Cardinal sees state 'tyranny' looming in Chick-fil-A debate

By Benjamin Mann

Share |
Increase font size Decrease font size

Cardinal Francis E. George.

Chicago Cardinal Francis E. George has weighed in again on the Chick-fil-A controversy, warning that poorly-framed public debates over marriage can become a “formula for tyranny.”

“Unfortunately, when the only permissible context for discussing public values is that of individual rights protected by civil law, then it is the government alone that determines how it is acceptable to act,” he wrote, responding to critics willing to discuss marriage only in the context of “civil rights.”

In fact, Cardinal George pointed out in an Aug. 6 online post, there are several different contexts in which the definition of marriage must be considered – including “the field of activities defined by nature and its laws,” as well as “the realm of faith as a response to God’s self-revelation in history.”

But many commentators in the Chick-fil-A debate seemed unable to address the question of marriage in these context, instead speaking only of “civil rights” granted by the government.

By framing the question of marriage purely in terms of government-granted rights, same-sex “marriage” advocates were giving the state a dangerous degree of power over the whole of society, Cardinal George warned.

“Every public actor – including faith communities – then becomes the government’s agent. This is a formula for tyranny.”

Chick-fil-A President and Chief Operating Officer Dan Cathy was accused of anti-gay bigotry in July 2012 after telling a Baptist publication that the Atlanta-based company's leaders supported “the biblical definition of the family unit.”

The controversy intensified in major cities including Chicago, where Mayor Rahm Emanuel stated that “Chick-fil-A values are not Chicago values.” Alderman Proco Moreno also said he would block the company from opening a restaurant in the city's First Ward.

In a July 29 blog post, Cardinal George said Emanuel did not have the authority to define the city's “values,” or to identify them with particular policies enacted by the government. He also questioned whether the mayor would consider Christ's own teaching on marriage as contrary to “Chicago values.”

As he revisited the topic Aug. 6, the cardinal observed that public response to his initial comments “fell into two camps.” Many readers supported the idea “that the government should be concerned about actions and not about thoughts and values.”

But some of these supporters “deserted the field of argument” when it came to the notion of “gender-free marriage” – which Cardinal George's first column described as an impossible contradiction in terms, “like a square circle.”

In Monday's column, the cardinal stressed that proposals for “gender-free marriage” could not be rightly evaluated through an exclusively political lens.

“Getting people to think outside the context of 'civil rights' is difficult. It’s as if Americans were forbidden to think beyond politics,” the cardinal archbishop observed.

“What is singularly peculiar about the 'gay marriage' argument,” he pointed out, “is the way its proponents dismiss the field of nature itself as in any way normative for human actions.”

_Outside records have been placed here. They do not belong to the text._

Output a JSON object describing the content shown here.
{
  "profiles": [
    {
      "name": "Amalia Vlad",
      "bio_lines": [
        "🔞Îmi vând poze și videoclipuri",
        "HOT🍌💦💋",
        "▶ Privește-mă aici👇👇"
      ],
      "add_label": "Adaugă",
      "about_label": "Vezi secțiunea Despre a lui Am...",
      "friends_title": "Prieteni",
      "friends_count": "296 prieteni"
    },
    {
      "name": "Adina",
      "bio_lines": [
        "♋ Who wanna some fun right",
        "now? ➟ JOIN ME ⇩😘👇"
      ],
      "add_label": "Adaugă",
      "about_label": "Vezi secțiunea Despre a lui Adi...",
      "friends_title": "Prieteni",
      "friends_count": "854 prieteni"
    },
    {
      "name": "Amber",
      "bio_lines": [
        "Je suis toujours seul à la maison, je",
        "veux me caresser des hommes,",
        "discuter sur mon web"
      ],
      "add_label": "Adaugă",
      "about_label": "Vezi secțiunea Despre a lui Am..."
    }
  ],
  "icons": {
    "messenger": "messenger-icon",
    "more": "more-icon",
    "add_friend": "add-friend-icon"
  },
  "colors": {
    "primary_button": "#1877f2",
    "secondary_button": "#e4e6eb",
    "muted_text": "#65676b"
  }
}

“We would think it odd if the government, in order to please those who desire to fly without an airplane, were to repeal the law of gravity. If nature gets in the way of a new civil right to 'gay marriage,' however, that’s too bad for nature. This strikes me as bizarre.”

Religion, Cardinal George stressed, can also make a valid contribution to the common good on the same subject. “The God who created order in nature also reveals his plan for us in history; and the religious teaching on the nature of marriage is eminently clear.”

He contrasted this view with a form of secularism that would “dismiss any religiously based argument as simply private” and of no public merit.

While the debate over Chick-fil-A's Christian values may strike some observers as trivial, the Chicago Church leader suggested there is a real concern over how religious and moral viewpoints are portrayed by those who shape public opinion.

“When the government, the media and the entertainment industries agree to agree on how to use words and shape the argument, society itself is deliberately transformed,” he argued.

By controlling the debate over controversial issues like marriage, media professionals and governing authorities can “bring academics, judges, legislators, lawyers, law enforcement officers, newspaper editors, actors, psychiatrists, doctors and every other public professional into public agreement.”

“Anyone opposed to the new consensus, no matter the reason, is dismissed as a throwback to an earlier age, to be tolerated, perhaps, but removed from public life and, eventually, punished,” warned Cardinal George. “It’s a very old story.”

Share |
Increase font size Decrease font size